**WHAT IS REQUIRED**
Copy each line below that includes "position".

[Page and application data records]
==*==

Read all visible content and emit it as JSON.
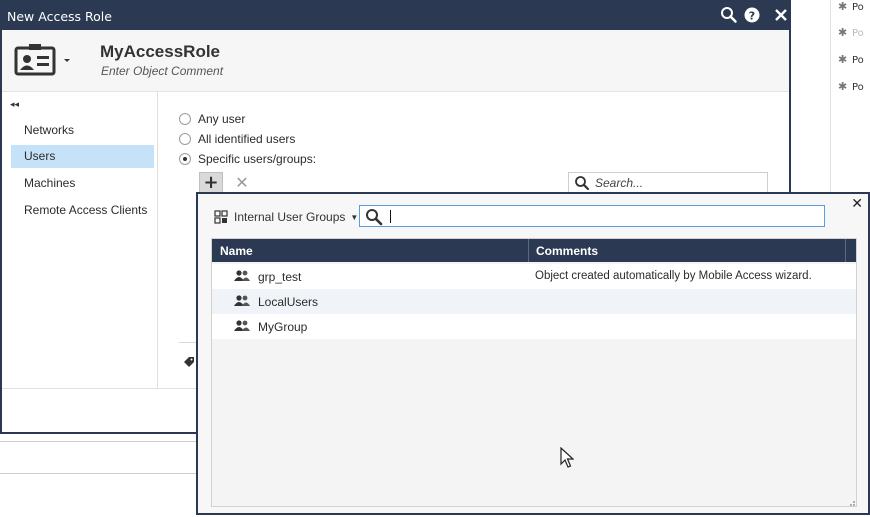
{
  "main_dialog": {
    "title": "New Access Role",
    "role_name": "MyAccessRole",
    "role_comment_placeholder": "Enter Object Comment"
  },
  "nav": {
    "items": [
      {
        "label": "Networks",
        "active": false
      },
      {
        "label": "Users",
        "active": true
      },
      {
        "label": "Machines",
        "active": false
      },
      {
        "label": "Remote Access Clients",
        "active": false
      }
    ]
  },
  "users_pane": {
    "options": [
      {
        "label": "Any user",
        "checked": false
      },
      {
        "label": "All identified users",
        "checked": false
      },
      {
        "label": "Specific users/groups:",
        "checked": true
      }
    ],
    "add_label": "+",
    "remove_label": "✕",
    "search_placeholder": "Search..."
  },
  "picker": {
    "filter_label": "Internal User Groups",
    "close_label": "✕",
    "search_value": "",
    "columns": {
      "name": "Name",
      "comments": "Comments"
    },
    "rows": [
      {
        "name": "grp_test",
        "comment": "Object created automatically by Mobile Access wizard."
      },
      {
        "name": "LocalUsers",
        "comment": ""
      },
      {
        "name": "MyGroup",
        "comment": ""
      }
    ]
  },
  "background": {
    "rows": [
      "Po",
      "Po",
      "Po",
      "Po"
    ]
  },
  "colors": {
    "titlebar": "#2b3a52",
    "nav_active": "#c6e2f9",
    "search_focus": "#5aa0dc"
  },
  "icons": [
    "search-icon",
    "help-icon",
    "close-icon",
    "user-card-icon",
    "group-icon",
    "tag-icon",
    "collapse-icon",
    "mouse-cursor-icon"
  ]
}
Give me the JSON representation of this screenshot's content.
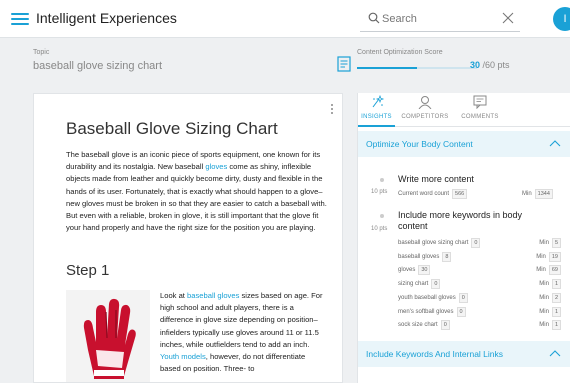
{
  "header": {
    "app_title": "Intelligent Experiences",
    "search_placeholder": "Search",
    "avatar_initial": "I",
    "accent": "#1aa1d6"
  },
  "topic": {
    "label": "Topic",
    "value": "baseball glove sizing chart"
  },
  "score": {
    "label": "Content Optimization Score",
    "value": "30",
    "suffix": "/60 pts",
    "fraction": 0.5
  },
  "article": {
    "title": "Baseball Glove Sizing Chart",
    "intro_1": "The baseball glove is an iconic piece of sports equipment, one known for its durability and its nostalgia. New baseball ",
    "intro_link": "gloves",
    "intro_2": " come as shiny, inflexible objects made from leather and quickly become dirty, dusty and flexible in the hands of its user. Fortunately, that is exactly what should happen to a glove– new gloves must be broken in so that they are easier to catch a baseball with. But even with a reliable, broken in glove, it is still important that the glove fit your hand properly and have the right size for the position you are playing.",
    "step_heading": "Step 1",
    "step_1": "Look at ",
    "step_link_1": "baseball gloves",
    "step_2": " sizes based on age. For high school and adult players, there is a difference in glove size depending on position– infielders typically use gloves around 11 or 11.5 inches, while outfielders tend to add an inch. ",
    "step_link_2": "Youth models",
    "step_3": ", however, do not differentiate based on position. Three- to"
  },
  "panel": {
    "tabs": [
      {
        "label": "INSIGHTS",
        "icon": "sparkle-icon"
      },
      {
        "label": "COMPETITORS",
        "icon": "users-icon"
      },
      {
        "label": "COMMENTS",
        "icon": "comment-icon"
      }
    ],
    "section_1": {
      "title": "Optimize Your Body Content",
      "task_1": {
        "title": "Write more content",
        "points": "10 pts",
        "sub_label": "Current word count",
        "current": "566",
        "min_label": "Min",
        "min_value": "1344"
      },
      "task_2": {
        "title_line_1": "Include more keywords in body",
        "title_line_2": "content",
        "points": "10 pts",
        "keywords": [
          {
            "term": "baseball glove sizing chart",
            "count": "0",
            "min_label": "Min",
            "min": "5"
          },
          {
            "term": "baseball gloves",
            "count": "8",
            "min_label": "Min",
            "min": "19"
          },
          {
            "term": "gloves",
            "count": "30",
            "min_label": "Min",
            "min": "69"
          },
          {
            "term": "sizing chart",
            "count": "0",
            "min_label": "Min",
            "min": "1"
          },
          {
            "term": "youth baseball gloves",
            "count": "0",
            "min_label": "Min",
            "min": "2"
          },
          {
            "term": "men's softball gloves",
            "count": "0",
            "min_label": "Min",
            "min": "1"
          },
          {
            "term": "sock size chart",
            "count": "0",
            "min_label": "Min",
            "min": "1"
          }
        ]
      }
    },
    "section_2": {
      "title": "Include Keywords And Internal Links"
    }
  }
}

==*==

**THE COMPLETED TASK**
    "intro_2": " come as shiny, inflexible objects made from leather and quickly become dirty, dusty and flexible in the hands of its user. Fortunately, that is exactly what should happen to a glove– new gloves must be broken in so that they are easier to catch a baseball with. But even with a reliable, broken in glove, it is still important that the glove fit your hand properly and have the right size for the position you are playing.",
    "step_2": " sizes based on age. For high school and adult players, there is a difference in glove size depending on position– infielders typically use gloves around 11 or 11.5 inches, while outfielders tend to add an inch. ",
    "step_3": ", however, do not differentiate based on position. Three- to"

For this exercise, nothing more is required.